I was out before dawn one morning this week. There were patches of fog along the ground, but the stars were magnificent against a moonless ebony sky. I climbed into the car and set out to meet fellow pastors at a prayer retreat about an hour away.
I drove west on the state route, setting my cruise control at the speed limit and enjoying a Bach harpsichord concerto, followed by a Michael Gungor Band album. I took pleasure in juxtaposing their very different musical styles – would they be able to enjoy each other?
It wasn’t long before I had a car following hard on my back bumper – someone, I suppose, hurrying to work in the next town. Then it was two cars, then three. Soon I was leading a parade. It wasn’t long before a pickup from somewhere in the back of the line came flying around us. Almost immediately another car followed his example.
It’s not like I wasn’t driving the speed limit. Even so, some cars passed through the fog while others formed an impatient procession behind me, probably cursing the dotard at the front of the line, who was going to make them all late for work.
I thought about the people following me and wondered why they were in such a rush. Some probably left too late to get to a job they despise but can’t afford to lose. After staying up the night before to watch a show they didn’t care about, they set their alarms for the last possible moment, and woke to the hurry and dash. And tomorrow they’ll do it all over again.
In reading through the Gospels I’ve noticed something worth contemplating: though Jesus was on a mission to save the world, he never seemed to be in a hurry. There was a rhythm to his life, and he lived within it, and even the emergencies of life could not force him out of it.
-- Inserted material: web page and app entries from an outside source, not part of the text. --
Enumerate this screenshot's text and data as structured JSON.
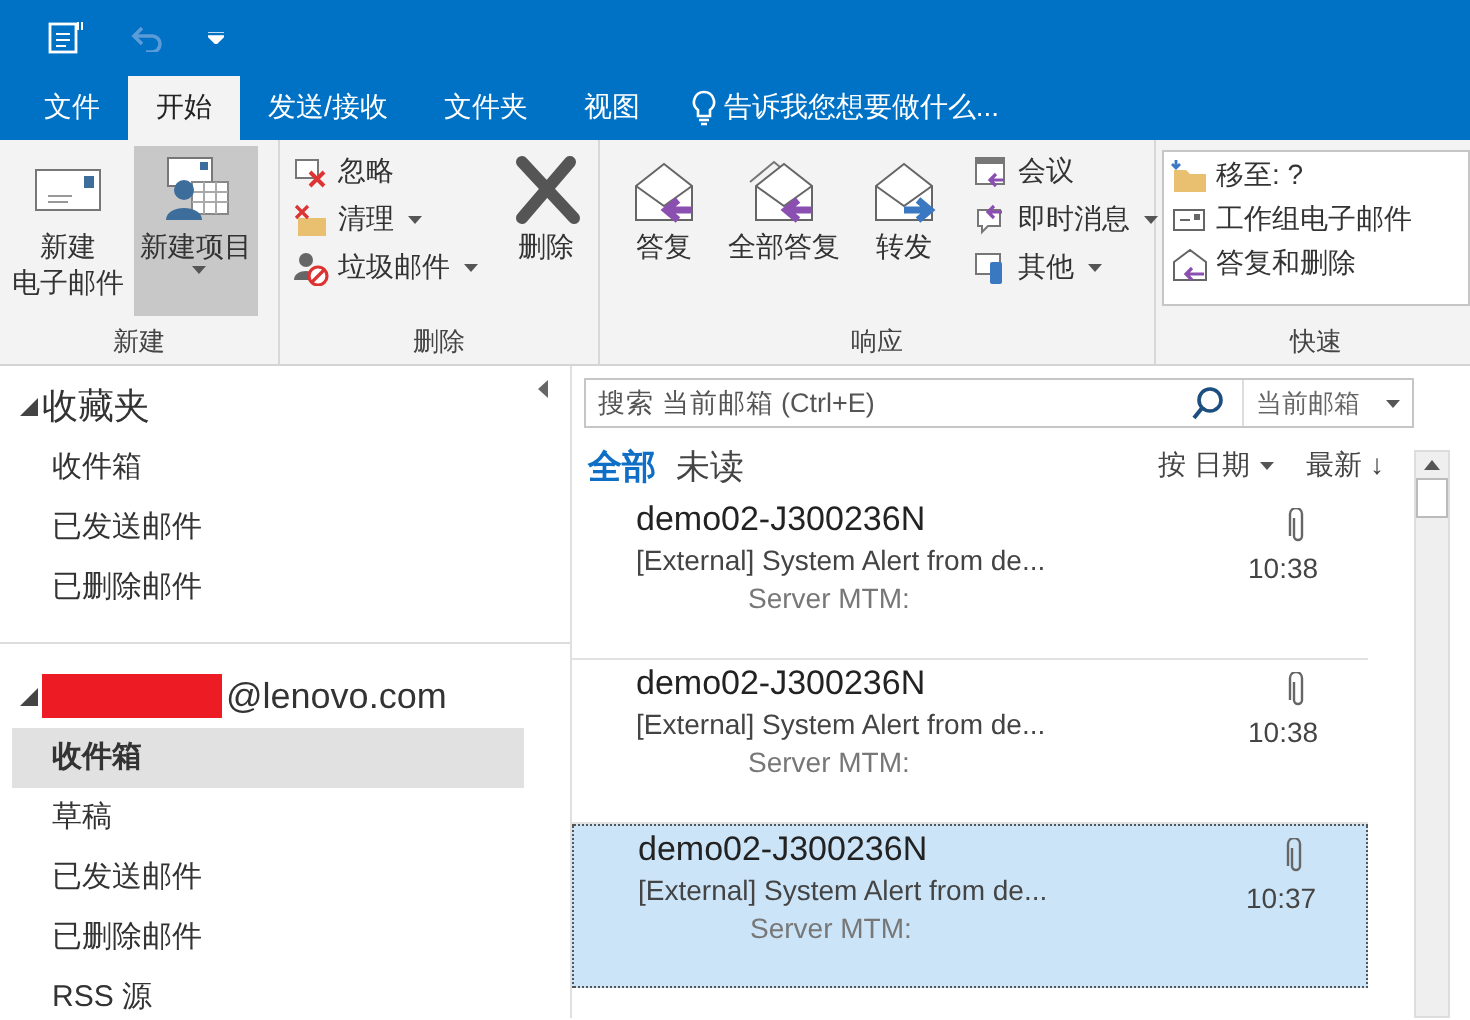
{
  "tabs": [
    {
      "label": "文件",
      "selected": false
    },
    {
      "label": "开始",
      "selected": true
    },
    {
      "label": "发送/接收",
      "selected": false
    },
    {
      "label": "文件夹",
      "selected": false
    },
    {
      "label": "视图",
      "selected": false
    }
  ],
  "tell_me": "告诉我您想要做什么...",
  "ribbon": {
    "groups": [
      {
        "label": "新建",
        "items": [
          {
            "kind": "large",
            "lines": [
              "新建",
              "电子邮件"
            ],
            "dropdown": false,
            "highlighted": false
          },
          {
            "kind": "large",
            "lines": [
              "新建项目"
            ],
            "dropdown": true,
            "highlighted": true
          }
        ]
      },
      {
        "label": "删除",
        "items": [
          {
            "kind": "stack",
            "buttons": [
              {
                "label": "忽略",
                "dropdown": false
              },
              {
                "label": "清理",
                "dropdown": true
              },
              {
                "label": "垃圾邮件",
                "dropdown": true
              }
            ]
          },
          {
            "kind": "large",
            "lines": [
              "删除"
            ],
            "dropdown": false,
            "highlighted": false
          }
        ]
      },
      {
        "label": "响应",
        "items": [
          {
            "kind": "large",
            "lines": [
              "答复"
            ],
            "dropdown": false,
            "highlighted": false
          },
          {
            "kind": "large",
            "lines": [
              "全部答复"
            ],
            "dropdown": false,
            "highlighted": false
          },
          {
            "kind": "large",
            "lines": [
              "转发"
            ],
            "dropdown": false,
            "highlighted": false
          },
          {
            "kind": "stack",
            "buttons": [
              {
                "label": "会议",
                "dropdown": false
              },
              {
                "label": "即时消息",
                "dropdown": true
              },
              {
                "label": "其他",
                "dropdown": true
              }
            ]
          }
        ]
      },
      {
        "label": "快速",
        "items": [
          {
            "kind": "gallery",
            "buttons": [
              {
                "label": "移至: ?",
                "dropdown": false
              },
              {
                "label": "工作组电子邮件",
                "dropdown": false
              },
              {
                "label": "答复和删除",
                "dropdown": false
              }
            ]
          }
        ]
      }
    ]
  },
  "nav": {
    "sections": [
      {
        "title": "收藏夹",
        "expanded": true,
        "redacted": false,
        "items": [
          {
            "label": "收件箱",
            "selected": false
          },
          {
            "label": "已发送邮件",
            "selected": false
          },
          {
            "label": "已删除邮件",
            "selected": false
          }
        ]
      },
      {
        "title": "@lenovo.com",
        "expanded": true,
        "redacted": true,
        "items": [
          {
            "label": "收件箱",
            "selected": true
          },
          {
            "label": "草稿",
            "selected": false
          },
          {
            "label": "已发送邮件",
            "selected": false
          },
          {
            "label": "已删除邮件",
            "selected": false
          },
          {
            "label": "RSS 源",
            "selected": false
          }
        ]
      }
    ]
  },
  "search": {
    "placeholder": "搜索 当前邮箱 (Ctrl+E)",
    "scope": "当前邮箱"
  },
  "filters": [
    {
      "label": "全部",
      "selected": true
    },
    {
      "label": "未读",
      "selected": false
    }
  ],
  "sort": {
    "by": "按 日期",
    "order": "最新 ↓"
  },
  "messages": [
    {
      "sender": "demo02-J300236N",
      "subject": "[External]  System Alert from de...",
      "preview": "Server MTM:",
      "time": "10:38",
      "attachment": true,
      "selected": false
    },
    {
      "sender": "demo02-J300236N",
      "subject": "[External]  System Alert from de...",
      "preview": "Server MTM:",
      "time": "10:38",
      "attachment": true,
      "selected": false
    },
    {
      "sender": "demo02-J300236N",
      "subject": "[External]  System Alert from de...",
      "preview": "Server MTM:",
      "time": "10:37",
      "attachment": true,
      "selected": true
    }
  ]
}
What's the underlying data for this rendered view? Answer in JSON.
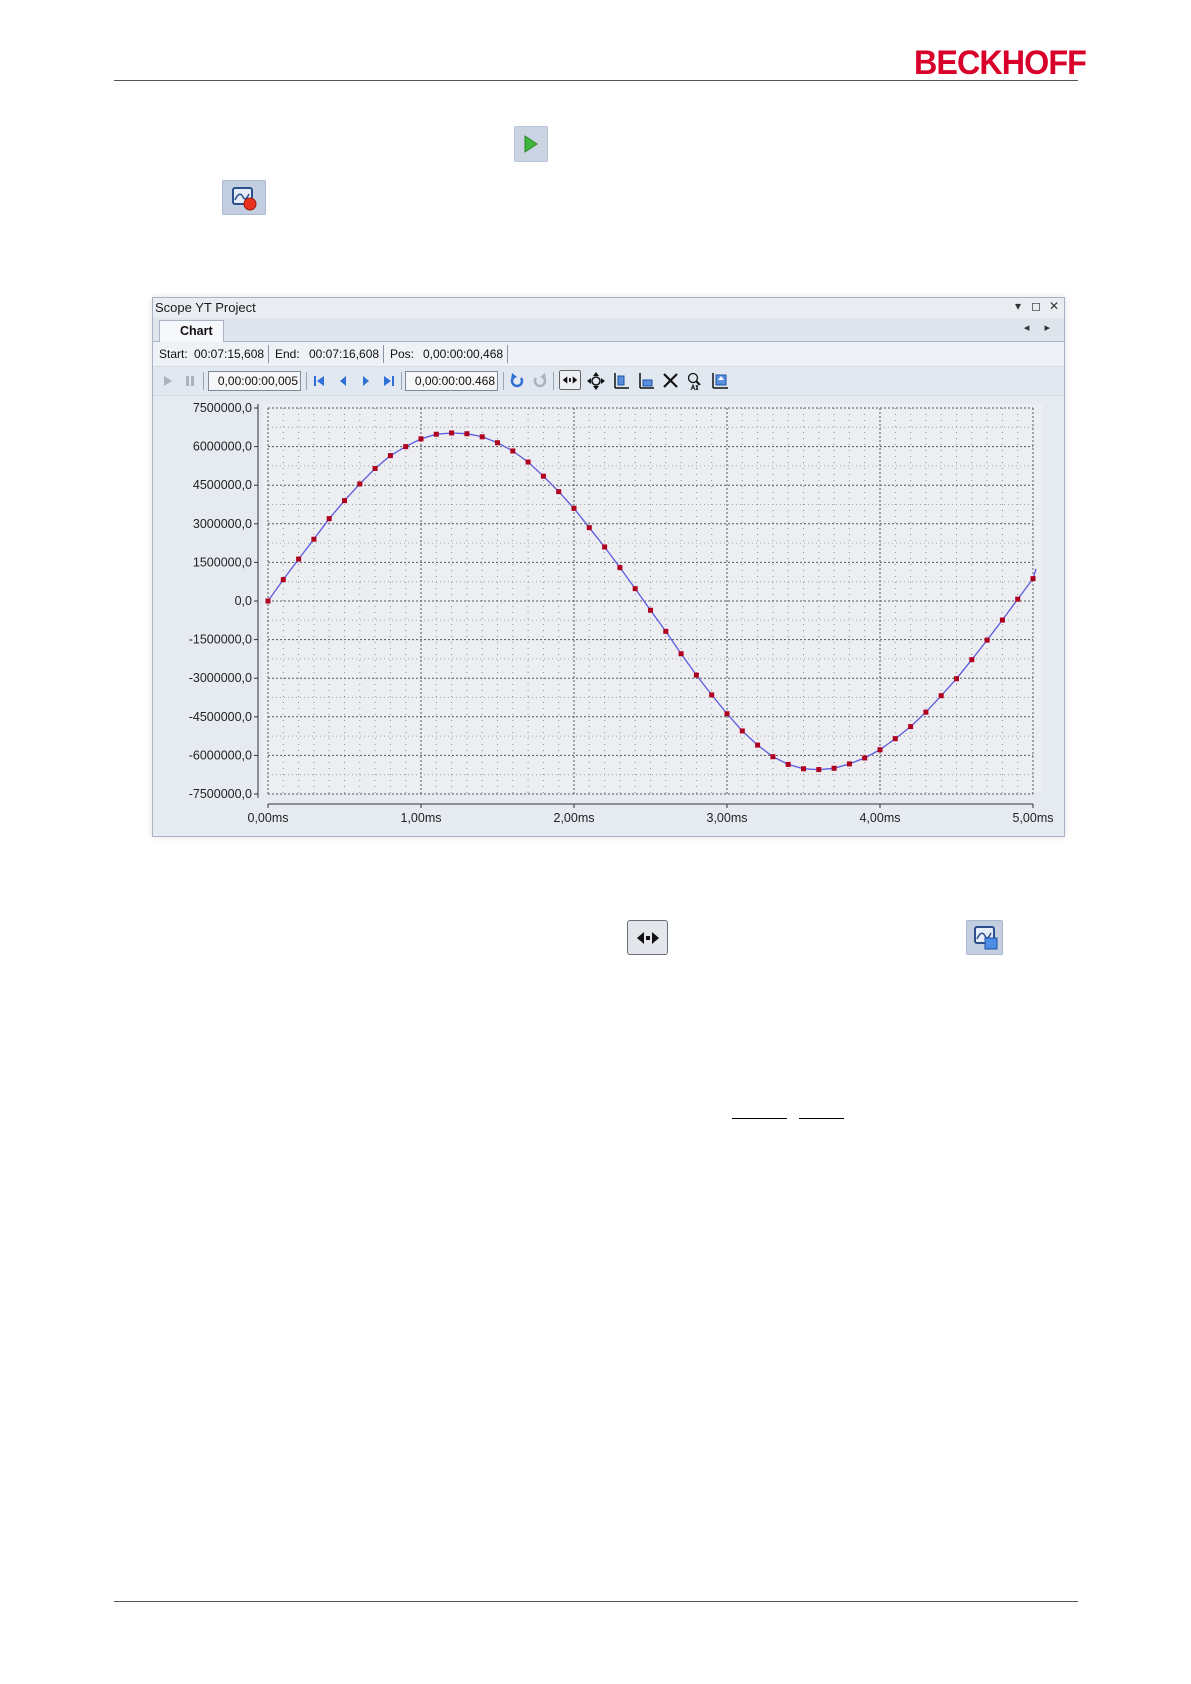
{
  "header": {
    "logo_text": "BECKHOFF"
  },
  "inline_icons": {
    "start_record": "play-icon",
    "stop_record": "record-stop-icon",
    "pan_mode": "pan-x-icon",
    "chart_window": "chart-window-icon"
  },
  "scope_window": {
    "title": "Scope YT Project",
    "window_buttons": {
      "menu": "▾",
      "maximize": "◻",
      "close": "✕"
    },
    "tab": "Chart",
    "tab_nav": "◂ ▸",
    "info": {
      "start_label": "Start:",
      "start_value": "00:07:15,608",
      "end_label": "End:",
      "end_value": "00:07:16,608",
      "pos_label": "Pos:",
      "pos_value": "0,00:00:00,468"
    },
    "toolbar": {
      "step_value": "0,00:00:00,005",
      "position_value": "0,00:00:00.468"
    }
  },
  "colors": {
    "brand": "#d8002b",
    "curve": "#5a5ae0",
    "marker": "#b00020",
    "plot_bg": "#eceef1"
  },
  "chart_data": {
    "type": "line",
    "title": "",
    "xlabel": "",
    "ylabel": "",
    "xlim": [
      0,
      5
    ],
    "ylim": [
      -7500000,
      7500000
    ],
    "x_ticks": [
      0,
      1,
      2,
      3,
      4,
      5
    ],
    "x_tick_labels": [
      "0,00ms",
      "1,00ms",
      "2,00ms",
      "3,00ms",
      "4,00ms",
      "5,00ms"
    ],
    "y_ticks": [
      7500000,
      6000000,
      4500000,
      3000000,
      1500000,
      0,
      -1500000,
      -3000000,
      -4500000,
      -6000000,
      -7500000
    ],
    "y_tick_labels": [
      "7500000,0",
      "6000000,0",
      "4500000,0",
      "3000000,0",
      "1500000,0",
      "0,0",
      "-1500000,0",
      "-3000000,0",
      "-4500000,0",
      "-6000000,0",
      "-7500000,0"
    ],
    "grid": true,
    "series": [
      {
        "x": [
          0,
          0.1,
          0.2,
          0.3,
          0.4,
          0.5,
          0.6,
          0.7,
          0.8,
          0.9,
          1.0,
          1.1,
          1.2,
          1.3,
          1.4,
          1.5,
          1.6,
          1.7,
          1.8,
          1.9,
          2.0,
          2.1,
          2.2,
          2.3,
          2.4,
          2.5,
          2.6,
          2.7,
          2.8,
          2.9,
          3.0,
          3.1,
          3.2,
          3.3,
          3.4,
          3.5,
          3.6,
          3.7,
          3.8,
          3.9,
          4.0,
          4.1,
          4.2,
          4.3,
          4.4,
          4.5,
          4.6,
          4.7,
          4.8,
          4.9,
          5.0
        ],
        "values": [
          0,
          830000,
          1630000,
          2400000,
          3200000,
          3900000,
          4550000,
          5150000,
          5650000,
          6000000,
          6300000,
          6480000,
          6530000,
          6500000,
          6380000,
          6150000,
          5830000,
          5400000,
          4850000,
          4250000,
          3600000,
          2850000,
          2100000,
          1300000,
          480000,
          -360000,
          -1180000,
          -2050000,
          -2880000,
          -3650000,
          -4380000,
          -5050000,
          -5600000,
          -6050000,
          -6350000,
          -6520000,
          -6550000,
          -6500000,
          -6330000,
          -6100000,
          -5780000,
          -5350000,
          -4880000,
          -4320000,
          -3680000,
          -3020000,
          -2280000,
          -1520000,
          -740000,
          70000,
          870000
        ],
        "line_end": [
          5.02,
          1250000
        ]
      }
    ]
  }
}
Various religious traditions, as well as contemporary non-religious self-help programs, speak of the possibility of living in the moment in ways that free a person from anxiety and enable him to enjoy and appreciate life. But to live in the moment one must be anchored to the eternal, just as, for the musician, to improvise well one must be grounded in the score.
Again, Jesus provides an excellent example of this. He handled both emergencies and opportunities – not to mention the daily grind – from a position of stability, firmly balanced between eternity and the present moment. He could fully experience the joys and sorrows of the present without anxiety because he was firmly connected to the eternal. He was rooted.
This is precisely what most of us in contemporary society lack. We are not rooted in eternity or even in the past; we are instead carried along by the social fads of the day or the urgent demands of personal desire. Our modern economy is, in fact, conditioned on this sad reality.
In such a state we are easily manipulated by the demands of other people’s desires as well as our own. We are vulnerable to deception and easily swallow the false advertising of the day. St. Paul described people in this condition as spiritual “infants, tossed back and forth by the waves, and blown here and there by every wind of teaching and by the cunning and craftiness of men in their deceitful scheming.”
Paradoxically, we can only live fully in the moment when we are connected to something outside the moment. Until we know we are being held, we will never really be able to let go and experience life in its abundance. Not knowing that, we rush through life, grasping at anything that promises – even falsely – to meet our needs.
Carl Jung said, “Hurry is not of the devil; it is the devil.” I’m not sure I understand what he meant by that, but I suppose Jung saw hurry as injurious to the spirit. Yet perhaps it is not just that hurry injures the spirit, but that an injured spirit cannot help but hurry. If that is so, help will not come merely from slowing down, but from reaching up and connecting to the eternal.
Published first in the Coldwater Daily Reporter, 10/12/2013